I am trying to measure the frequency response of different audio canals, e.g. tubes, hollow pipes etc.
My experimental setup looks like this: I generate an audio signal with a loudspeaker (Visaton WS 17 E 4 Ohm, datasheet: Datasheet loudspeaker which then passes through my device under test (e.g. the tube) and is then measured by a microphone (with a flat frequency response).
Unfortunately the output of my loudspeaker when measured directly (without the device under test in between) does not show a somewhat flat frequency response, on the contrary I see something like this. To obtain the graph I apply basic FFT to the output data of the microphone.
The input signals I am using are sine sweeps and white noise. Both results in very similar results. The same applies to the audio amplifier I am using, switching to a different one changed nothing. I therefore do not believe these two to be the issue.
I wonder now what I can do to obtain sensible results after the FFT. Do you have an idea how I can either improve the output of my loudspeaker respectively what causes the peaks and valleys in it? Alternatively, is there a way to kind of "subtract" the frequency response mathematically to obtain clean results?

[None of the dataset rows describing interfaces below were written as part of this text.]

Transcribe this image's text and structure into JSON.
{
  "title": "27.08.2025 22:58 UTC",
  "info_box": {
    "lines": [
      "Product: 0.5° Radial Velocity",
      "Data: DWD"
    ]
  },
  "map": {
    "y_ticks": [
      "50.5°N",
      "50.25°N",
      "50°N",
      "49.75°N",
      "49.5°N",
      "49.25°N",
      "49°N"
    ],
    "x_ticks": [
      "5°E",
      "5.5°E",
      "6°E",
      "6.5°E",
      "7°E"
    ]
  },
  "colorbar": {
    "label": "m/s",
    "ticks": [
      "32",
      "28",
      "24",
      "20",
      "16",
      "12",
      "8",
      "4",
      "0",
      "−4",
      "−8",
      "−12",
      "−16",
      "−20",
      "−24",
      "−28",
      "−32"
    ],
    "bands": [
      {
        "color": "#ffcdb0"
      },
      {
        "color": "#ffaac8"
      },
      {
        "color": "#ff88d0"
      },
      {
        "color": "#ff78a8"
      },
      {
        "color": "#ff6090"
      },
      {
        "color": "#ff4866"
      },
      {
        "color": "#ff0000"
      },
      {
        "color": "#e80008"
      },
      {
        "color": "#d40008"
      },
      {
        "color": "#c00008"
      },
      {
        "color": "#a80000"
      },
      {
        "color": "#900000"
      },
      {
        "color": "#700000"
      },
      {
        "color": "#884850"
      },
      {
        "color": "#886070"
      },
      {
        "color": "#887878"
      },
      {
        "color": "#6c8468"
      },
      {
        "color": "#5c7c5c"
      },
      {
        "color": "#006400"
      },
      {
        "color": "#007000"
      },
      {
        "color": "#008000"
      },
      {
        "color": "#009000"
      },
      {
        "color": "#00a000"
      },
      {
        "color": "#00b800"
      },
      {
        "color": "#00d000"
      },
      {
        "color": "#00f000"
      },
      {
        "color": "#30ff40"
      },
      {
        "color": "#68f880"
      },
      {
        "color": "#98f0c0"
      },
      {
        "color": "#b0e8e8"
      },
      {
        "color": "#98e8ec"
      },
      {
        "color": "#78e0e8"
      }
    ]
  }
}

I am very much looking forward to hearing any suggestions because I have already invested a lot of time and I am running out of ideas.